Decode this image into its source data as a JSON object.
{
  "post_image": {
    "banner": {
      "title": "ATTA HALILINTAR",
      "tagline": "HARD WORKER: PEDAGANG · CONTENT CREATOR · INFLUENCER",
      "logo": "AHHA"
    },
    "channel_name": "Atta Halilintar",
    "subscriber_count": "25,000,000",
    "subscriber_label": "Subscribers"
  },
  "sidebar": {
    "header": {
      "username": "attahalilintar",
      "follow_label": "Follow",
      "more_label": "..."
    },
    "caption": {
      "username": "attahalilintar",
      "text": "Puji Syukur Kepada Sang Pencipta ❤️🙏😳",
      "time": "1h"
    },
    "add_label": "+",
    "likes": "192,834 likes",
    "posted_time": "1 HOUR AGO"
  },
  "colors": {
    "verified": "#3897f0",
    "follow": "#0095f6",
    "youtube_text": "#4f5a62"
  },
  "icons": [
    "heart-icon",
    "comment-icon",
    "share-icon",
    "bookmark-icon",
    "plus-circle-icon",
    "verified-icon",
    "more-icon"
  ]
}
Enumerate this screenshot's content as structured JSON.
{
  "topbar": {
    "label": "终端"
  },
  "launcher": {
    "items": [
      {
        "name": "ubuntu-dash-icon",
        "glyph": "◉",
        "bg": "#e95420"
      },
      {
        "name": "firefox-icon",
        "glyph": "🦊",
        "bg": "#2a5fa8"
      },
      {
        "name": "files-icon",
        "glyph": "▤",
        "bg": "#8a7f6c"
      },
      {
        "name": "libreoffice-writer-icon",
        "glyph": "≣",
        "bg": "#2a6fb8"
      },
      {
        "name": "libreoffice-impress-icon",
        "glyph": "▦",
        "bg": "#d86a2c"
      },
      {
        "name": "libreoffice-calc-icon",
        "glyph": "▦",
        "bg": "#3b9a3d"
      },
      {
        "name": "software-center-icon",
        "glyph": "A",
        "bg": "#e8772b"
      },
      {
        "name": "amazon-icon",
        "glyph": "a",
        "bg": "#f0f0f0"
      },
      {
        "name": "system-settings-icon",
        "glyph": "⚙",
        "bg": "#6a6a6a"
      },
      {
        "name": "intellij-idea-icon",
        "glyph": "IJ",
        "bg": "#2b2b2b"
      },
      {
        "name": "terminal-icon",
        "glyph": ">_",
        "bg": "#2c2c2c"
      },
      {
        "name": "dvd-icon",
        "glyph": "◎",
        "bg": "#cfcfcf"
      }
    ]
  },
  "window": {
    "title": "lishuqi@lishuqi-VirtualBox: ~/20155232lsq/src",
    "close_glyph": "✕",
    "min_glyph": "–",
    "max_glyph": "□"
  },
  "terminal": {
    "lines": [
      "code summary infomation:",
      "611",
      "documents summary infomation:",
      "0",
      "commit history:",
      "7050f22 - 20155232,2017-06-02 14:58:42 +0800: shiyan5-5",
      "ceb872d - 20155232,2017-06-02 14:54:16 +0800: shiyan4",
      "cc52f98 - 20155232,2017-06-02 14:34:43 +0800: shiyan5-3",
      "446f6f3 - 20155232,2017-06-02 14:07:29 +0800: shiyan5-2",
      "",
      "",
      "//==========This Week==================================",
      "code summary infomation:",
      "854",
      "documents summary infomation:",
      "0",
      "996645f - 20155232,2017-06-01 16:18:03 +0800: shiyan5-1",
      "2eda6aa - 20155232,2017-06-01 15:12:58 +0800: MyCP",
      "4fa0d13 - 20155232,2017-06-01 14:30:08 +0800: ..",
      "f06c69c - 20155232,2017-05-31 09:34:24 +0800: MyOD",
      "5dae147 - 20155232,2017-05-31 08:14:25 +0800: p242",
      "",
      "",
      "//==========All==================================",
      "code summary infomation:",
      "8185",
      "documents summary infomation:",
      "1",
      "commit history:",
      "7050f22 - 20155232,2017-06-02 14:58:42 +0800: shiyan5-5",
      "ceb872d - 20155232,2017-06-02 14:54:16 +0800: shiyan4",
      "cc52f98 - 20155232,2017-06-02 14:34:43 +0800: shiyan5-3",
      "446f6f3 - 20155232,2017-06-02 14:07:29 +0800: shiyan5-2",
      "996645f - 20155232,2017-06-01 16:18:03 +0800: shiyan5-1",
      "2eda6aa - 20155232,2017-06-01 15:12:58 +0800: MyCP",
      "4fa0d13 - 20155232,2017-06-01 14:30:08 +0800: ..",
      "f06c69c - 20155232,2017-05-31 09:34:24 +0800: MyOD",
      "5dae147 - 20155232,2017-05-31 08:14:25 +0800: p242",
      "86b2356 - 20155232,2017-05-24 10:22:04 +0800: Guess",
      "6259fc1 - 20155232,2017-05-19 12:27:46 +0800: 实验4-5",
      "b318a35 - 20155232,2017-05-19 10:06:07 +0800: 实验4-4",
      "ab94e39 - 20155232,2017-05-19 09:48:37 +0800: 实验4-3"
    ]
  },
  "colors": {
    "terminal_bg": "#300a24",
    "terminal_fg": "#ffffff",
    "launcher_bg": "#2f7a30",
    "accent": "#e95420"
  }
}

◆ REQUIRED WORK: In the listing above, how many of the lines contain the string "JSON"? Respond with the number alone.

◆ SOLUTION TO THE PROBLEM: 2